There's a very common drumming technique, usually towards the end of a bar, where the hi-hat is hit while being opened creating a "riser" sound.

I had always thought it was called a "fill," but it's really just a very simple version of a fill. What is this sound/technique called?

  • 1
    Open hi hat? Not everything has a name. Jan 8 at 6:02
  • Good question! We like labels, so if there isn't one, maybe there should be! Although there are various hi-hat sounds from hard shut through 'half open', to completely open, let alone 'hit it closed, and open it straight away'. +1.
    – Tim
    Jan 8 at 10:15
  • 3
    Does this answer your question? What is the name of this drums "disco" rhythm/technique?
    – ojs
    Jan 8 at 19:09
  • 1
    Not sure, but it's definitely not "drum riser", which is something else entirely.
    – Theodore
    Jan 9 at 16:21
  • 1
    @SephReed the point is, it doesn't seem to name beyond "open hi-hat" or at least nobody here has heard it. My best guess is that after coming up with "pataflafla" and ""flamadiddle-diddle", the mysterious cabal that invents the names decided it's getting too silly and stopped.
    – ojs
    Jan 9 at 21:48

2 Answers 2


It sounds like you might be describing this sound:

I would describe this simply as "gradually open hi-hat" / "slowly open hi-hat"


It's just called "open hi-hat". And yes, it is often used as simple type of drum fill.

Here is a short lesson on how to play open hi-hat:

Open hi-hat is usually represented in notation by a small circle (o) above a regular hi-hat note. Closing the hi-hat is then represented with a small plus sign (+) above the note. Once the hi-hats are closed the plus sign is not written.

Your Answer
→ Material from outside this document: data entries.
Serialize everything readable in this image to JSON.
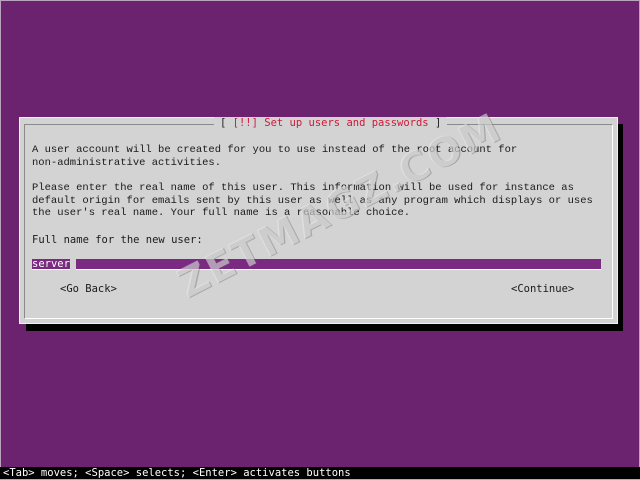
{
  "dialog": {
    "title_left": "[",
    "title": "[!!] Set up users and passwords",
    "title_right": "]",
    "paragraph1": "A user account will be created for you to use instead of the root account for\nnon-administrative activities.",
    "paragraph2": "Please enter the real name of this user. This information will be used for instance as\ndefault origin for emails sent by this user as well as any program which displays or uses\nthe user's real name. Your full name is a reasonable choice.",
    "field_label": "Full name for the new user:",
    "field_value": "server",
    "go_back_label": "<Go Back>",
    "continue_label": "<Continue>"
  },
  "statusbar": {
    "text": "<Tab> moves; <Space> selects; <Enter> activates buttons"
  },
  "watermark": {
    "text": "ZETMAGZ.COM"
  },
  "colors": {
    "background": "#6b2370",
    "dialog": "#d3d3d3",
    "title": "#d0183a",
    "input_field": "#7a2a80",
    "statusbar": "#000000"
  }
}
By clicking “Post Your Answer”, you agree to our terms of service and acknowledge that you have read and understand our privacy policy and code of conduct.

Not the answer you're looking for? Browse other questions tagged or ask your own question.